Anna in Brentwood reports:
Which is more likely to make you want to read—and/or give you an overall impression of—a book: its first line, as celebrated by the American Book Review, or its 99th page, as suggested by Ford Madox Ford, and recently covered by The Guardian and this blog?
I don’t know the answer to this question, but it is interesting to compare the first line and (short, as it also contains the wonderful illustration below) 99th page of one of my favorites from the American Book Review’s list, C.S. Lewis‘ The Voyage of the Dawn Treader:
There was a boy called Eustace Clarence Scrubb, and he almost deserved it.
Caspian would never have sailed away and left him. And he felt sure that somehow or other he would be able to make people understand who he was.

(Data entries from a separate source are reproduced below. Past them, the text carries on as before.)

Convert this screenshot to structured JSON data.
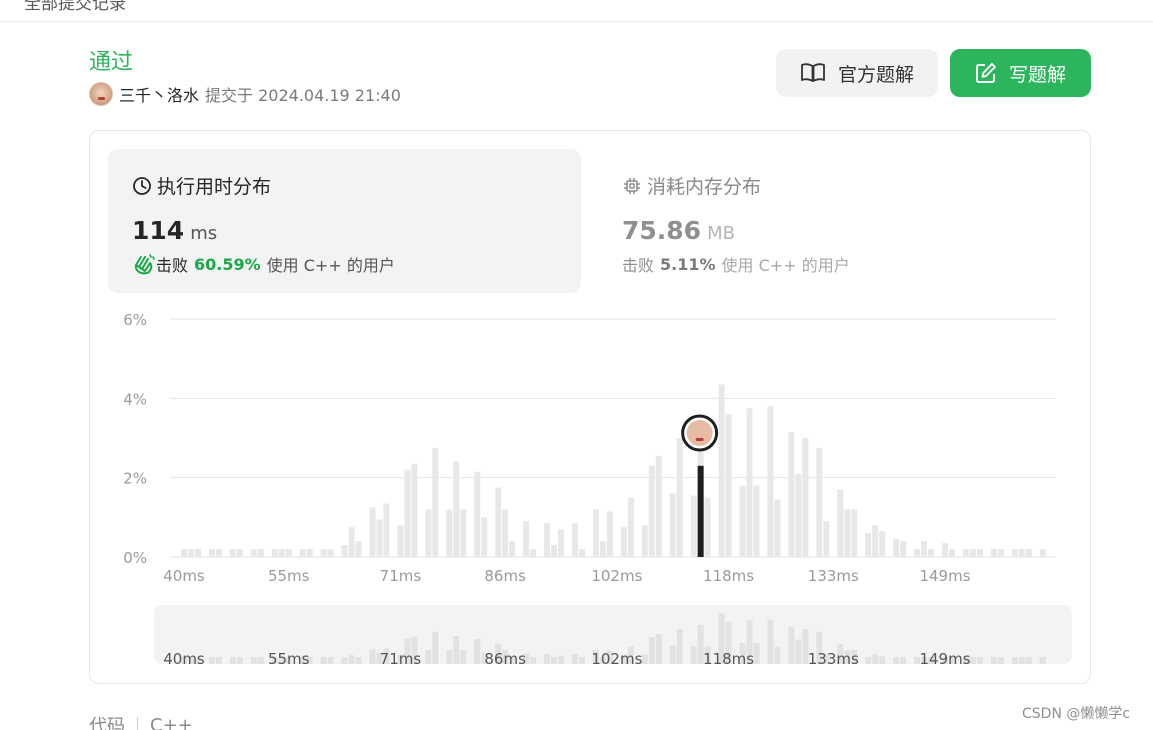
{
  "header": {
    "breadcrumb": "全部提交记录"
  },
  "submission": {
    "status": "通过",
    "user": "三千丶洛水",
    "submitted_label": "提交于 2024.04.19 21:40"
  },
  "buttons": {
    "official_solution": "官方题解",
    "write_solution": "写题解"
  },
  "runtime": {
    "title": "执行用时分布",
    "value": "114",
    "unit": "ms",
    "beat_label": "击败",
    "percent": "60.59%",
    "suffix": "使用 C++ 的用户"
  },
  "memory": {
    "title": "消耗内存分布",
    "value": "75.86",
    "unit": "MB",
    "beat_label": "击败",
    "percent": "5.11%",
    "suffix": "使用 C++ 的用户"
  },
  "colors": {
    "accent": "#2db55d",
    "bar": "#e8e8e8",
    "marker": "#1f1f1f"
  },
  "chart_data": {
    "type": "bar",
    "title": "",
    "xlabel": "",
    "ylabel": "",
    "ylim": [
      0,
      6
    ],
    "yticks": [
      "0%",
      "2%",
      "4%",
      "6%"
    ],
    "xtick_labels": [
      "40ms",
      "55ms",
      "71ms",
      "86ms",
      "102ms",
      "118ms",
      "133ms",
      "149ms"
    ],
    "xtick_values": [
      40,
      55,
      71,
      86,
      102,
      118,
      133,
      149
    ],
    "x_range": [
      38,
      164
    ],
    "marker": {
      "x": 114,
      "value": 2.3
    },
    "x": [
      40,
      41,
      42,
      44,
      45,
      47,
      48,
      50,
      51,
      53,
      54,
      55,
      57,
      58,
      60,
      61,
      63,
      64,
      65,
      67,
      68,
      69,
      71,
      72,
      73,
      75,
      76,
      78,
      79,
      80,
      82,
      83,
      85,
      86,
      87,
      89,
      90,
      92,
      93,
      94,
      96,
      97,
      99,
      100,
      101,
      103,
      104,
      106,
      107,
      108,
      110,
      111,
      113,
      114,
      115,
      117,
      118,
      120,
      121,
      122,
      124,
      125,
      127,
      128,
      129,
      131,
      132,
      134,
      135,
      136,
      138,
      139,
      140,
      142,
      143,
      145,
      146,
      147,
      149,
      150,
      152,
      153,
      154,
      156,
      157,
      159,
      160,
      161,
      163
    ],
    "values": [
      0.2,
      0.2,
      0.2,
      0.2,
      0.2,
      0.2,
      0.2,
      0.2,
      0.2,
      0.2,
      0.2,
      0.2,
      0.2,
      0.2,
      0.2,
      0.2,
      0.3,
      0.75,
      0.4,
      1.25,
      0.95,
      1.35,
      0.8,
      2.2,
      2.35,
      1.2,
      2.75,
      1.2,
      2.4,
      1.2,
      2.15,
      1.0,
      1.75,
      1.2,
      0.4,
      0.9,
      0.2,
      0.85,
      0.3,
      0.7,
      0.85,
      0.2,
      1.2,
      0.4,
      1.15,
      0.75,
      1.5,
      0.8,
      2.3,
      2.55,
      1.6,
      3.0,
      1.55,
      3.35,
      1.5,
      4.35,
      3.6,
      1.8,
      3.75,
      1.8,
      3.8,
      1.45,
      3.15,
      2.1,
      3.0,
      2.75,
      0.9,
      1.7,
      1.2,
      1.2,
      0.6,
      0.8,
      0.65,
      0.45,
      0.4,
      0.2,
      0.4,
      0.2,
      0.35,
      0.2,
      0.2,
      0.2,
      0.2,
      0.2,
      0.2,
      0.2,
      0.2,
      0.2,
      0.2
    ]
  },
  "footer": {
    "tab_code": "代码",
    "tab_lang": "C++"
  },
  "watermark": "CSDN @懒懒学c"
}
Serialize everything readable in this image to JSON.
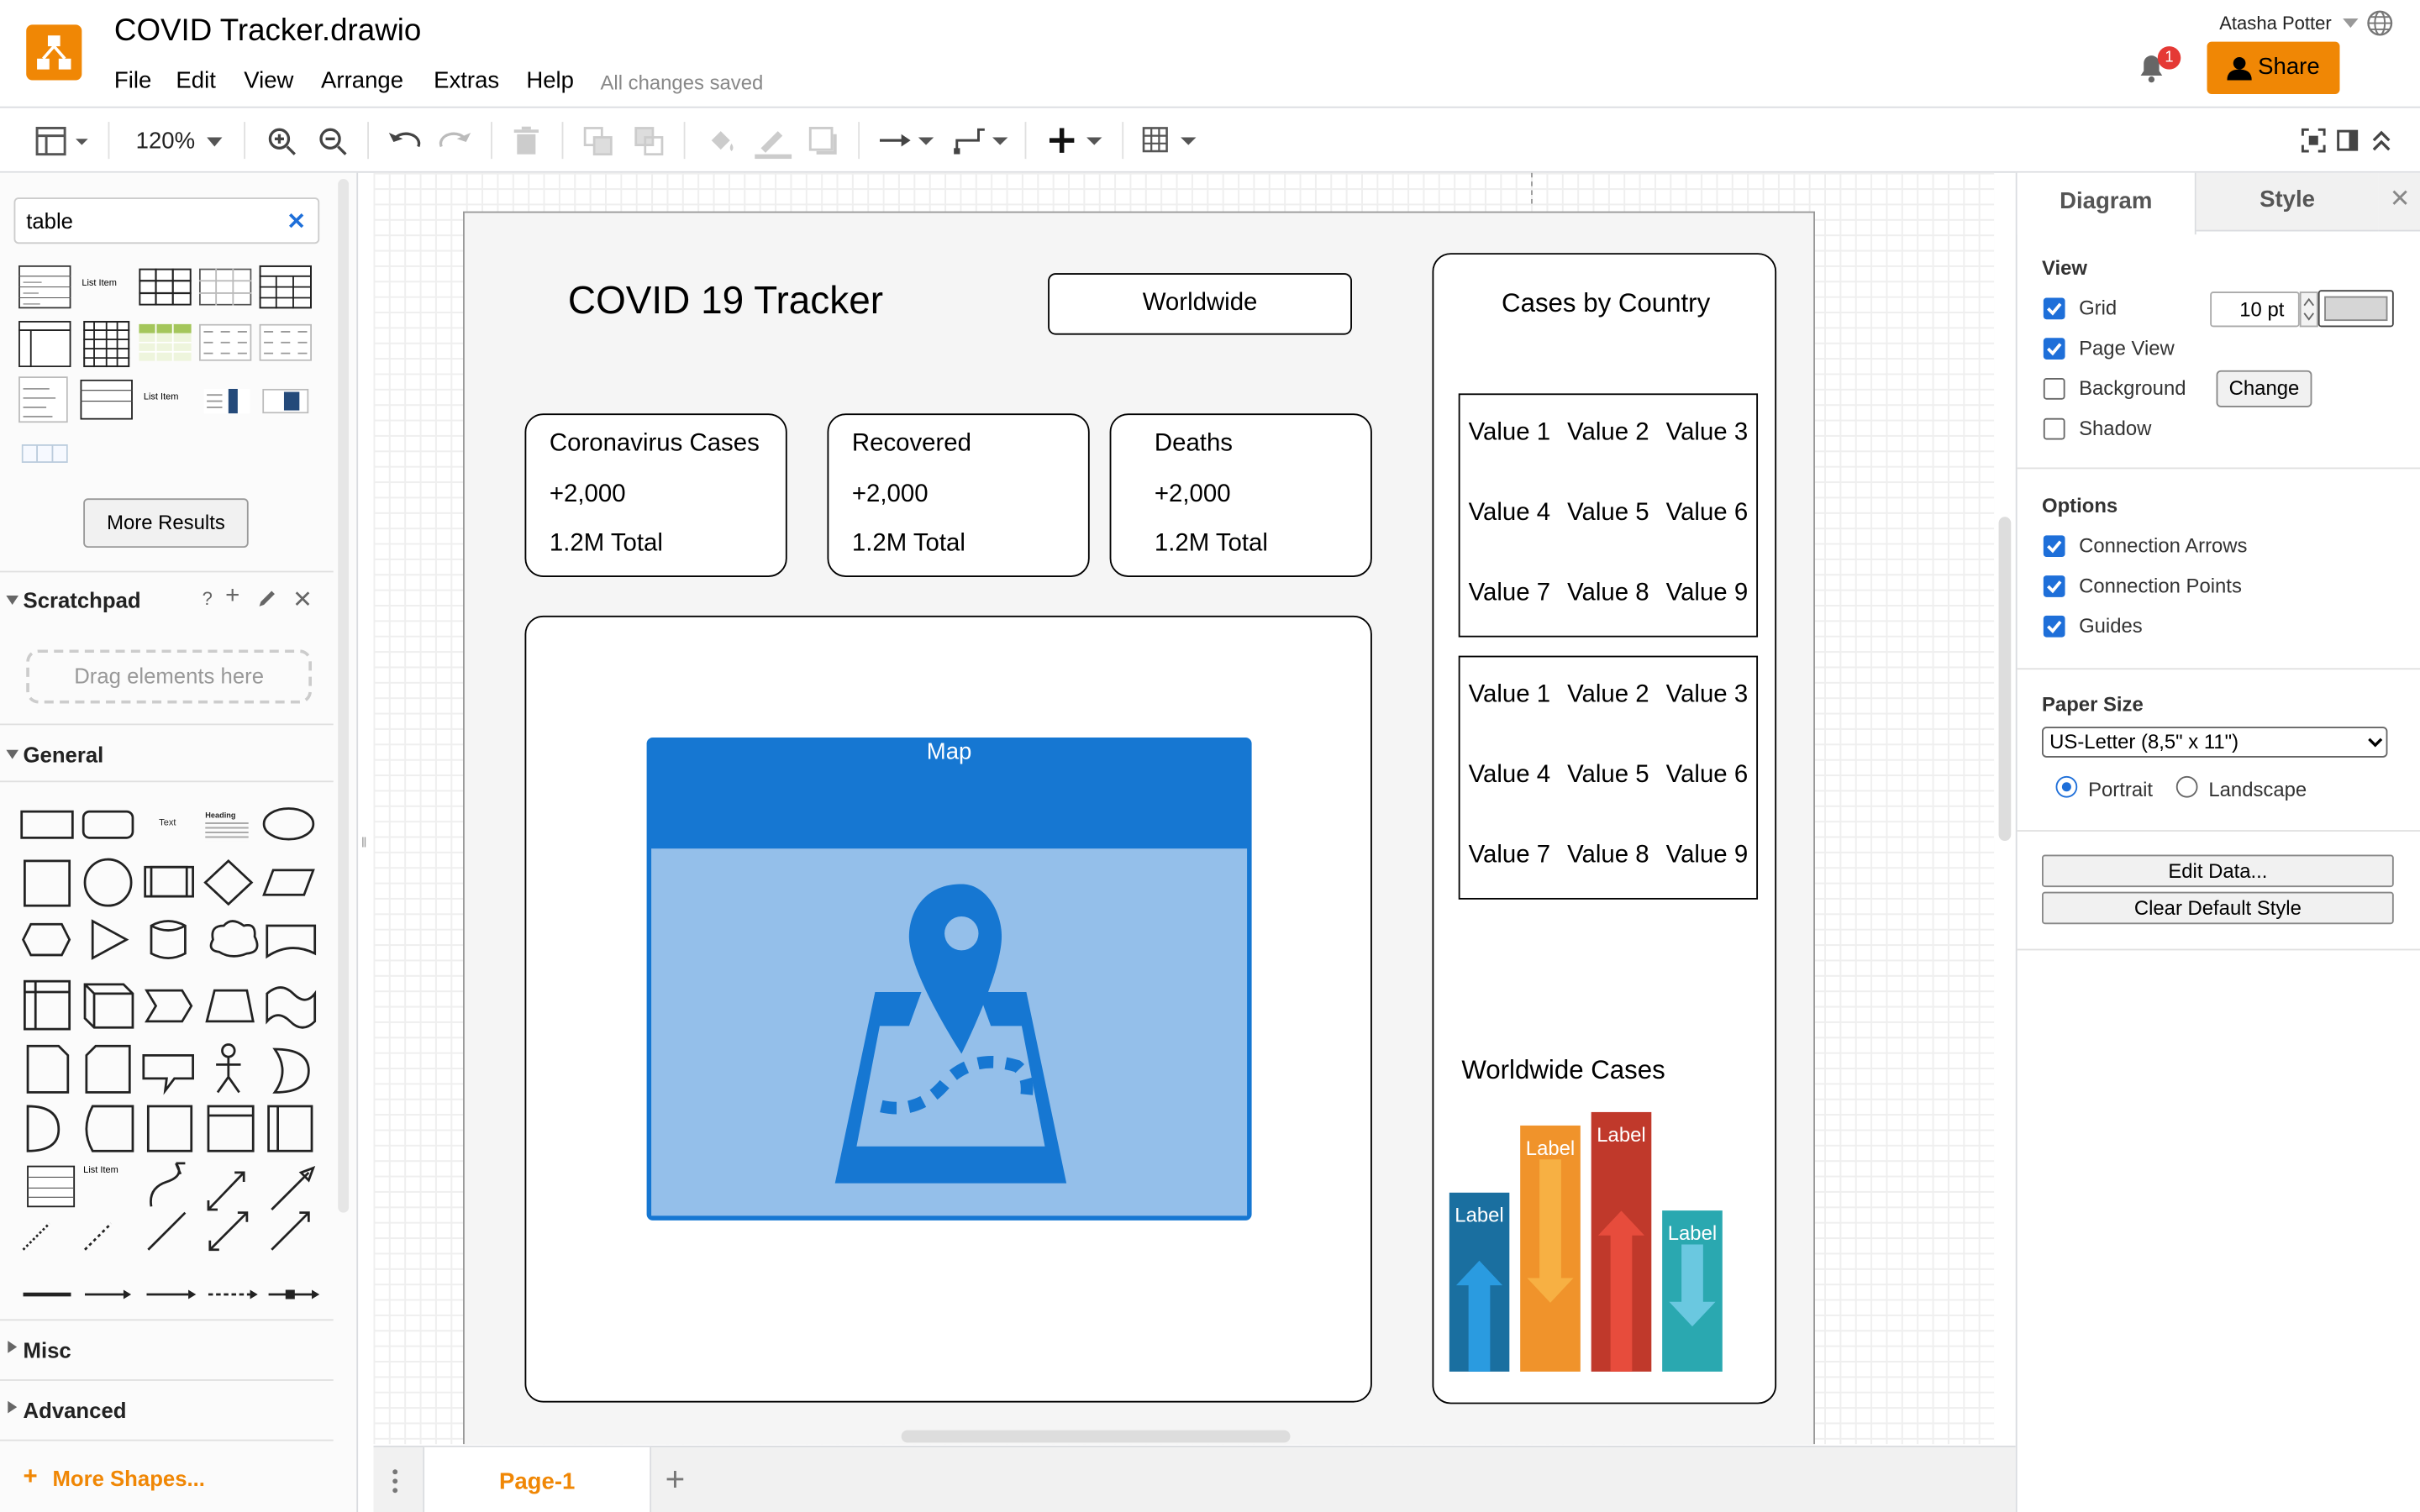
{
  "app": {
    "file_title": "COVID Tracker.drawio",
    "menus": [
      "File",
      "Edit",
      "View",
      "Arrange",
      "Extras",
      "Help"
    ],
    "save_status": "All changes saved",
    "user_name": "Atasha Potter",
    "share_label": "Share",
    "notification_count": "1",
    "accent_color": "#f08705"
  },
  "toolbar": {
    "zoom": "120%"
  },
  "left_panel": {
    "search_value": "table",
    "more_results": "More Results",
    "scratchpad_title": "Scratchpad",
    "drag_hint": "Drag elements here",
    "general_title": "General",
    "misc_title": "Misc",
    "advanced_title": "Advanced",
    "more_shapes": "More Shapes...",
    "list_item_label": "List Item",
    "shape_text": "Text",
    "shape_heading": "Heading"
  },
  "diagram": {
    "title": "COVID 19 Tracker",
    "scope_button": "Worldwide",
    "cards": [
      {
        "title": "Coronavirus Cases",
        "delta": "+2,000",
        "total": "1.2M Total"
      },
      {
        "title": "Recovered",
        "delta": "+2,000",
        "total": "1.2M Total"
      },
      {
        "title": "Deaths",
        "delta": "+2,000",
        "total": "1.2M Total"
      }
    ],
    "map_label": "Map",
    "country_panel_title": "Cases by Country",
    "table_rows": [
      [
        "Value 1",
        "Value 2",
        "Value 3"
      ],
      [
        "Value 4",
        "Value 5",
        "Value 6"
      ],
      [
        "Value 7",
        "Value 8",
        "Value 9"
      ]
    ],
    "worldwide_cases_title": "Worldwide Cases",
    "bar_labels": [
      "Label",
      "Label",
      "Label",
      "Label"
    ]
  },
  "chart_data": {
    "type": "bar",
    "title": "Worldwide Cases",
    "categories": [
      "Label",
      "Label",
      "Label",
      "Label"
    ],
    "values": [
      4,
      5.5,
      5.8,
      3.6
    ],
    "colors": [
      "#1a6fa0",
      "#f0932b",
      "#c0392b",
      "#2aa8b0"
    ],
    "directions": [
      "up",
      "down",
      "up",
      "down"
    ]
  },
  "bottom": {
    "page_tab": "Page-1"
  },
  "right_panel": {
    "tab_diagram": "Diagram",
    "tab_style": "Style",
    "view_title": "View",
    "grid_label": "Grid",
    "grid_size": "10 pt",
    "page_view_label": "Page View",
    "background_label": "Background",
    "change_label": "Change",
    "shadow_label": "Shadow",
    "options_title": "Options",
    "connection_arrows": "Connection Arrows",
    "connection_points": "Connection Points",
    "guides": "Guides",
    "paper_size_title": "Paper Size",
    "paper_size_value": "US-Letter (8,5\" x 11\")",
    "portrait": "Portrait",
    "landscape": "Landscape",
    "edit_data": "Edit Data...",
    "clear_style": "Clear Default Style"
  }
}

He took a long drink and then (I know this sounds shocking, but it isn’t if you think it over) he ate nearly all the dead dragon. He was halfway through it before he realized what he was doing; for, you see, though his mind was the mind of Eustace, his tastes and his digestion were dragonish.
Personally, I want to read (and reread!) both of those books. Also, Eustace is still my favorite, as he has been ever since I first made his acquaintance thanks to Lewis’ wonderful and unforgettable introduction. Perhaps the truth is that, like Narnia, it doesn’t matter how you stumble into a book, so long as you get there in the end.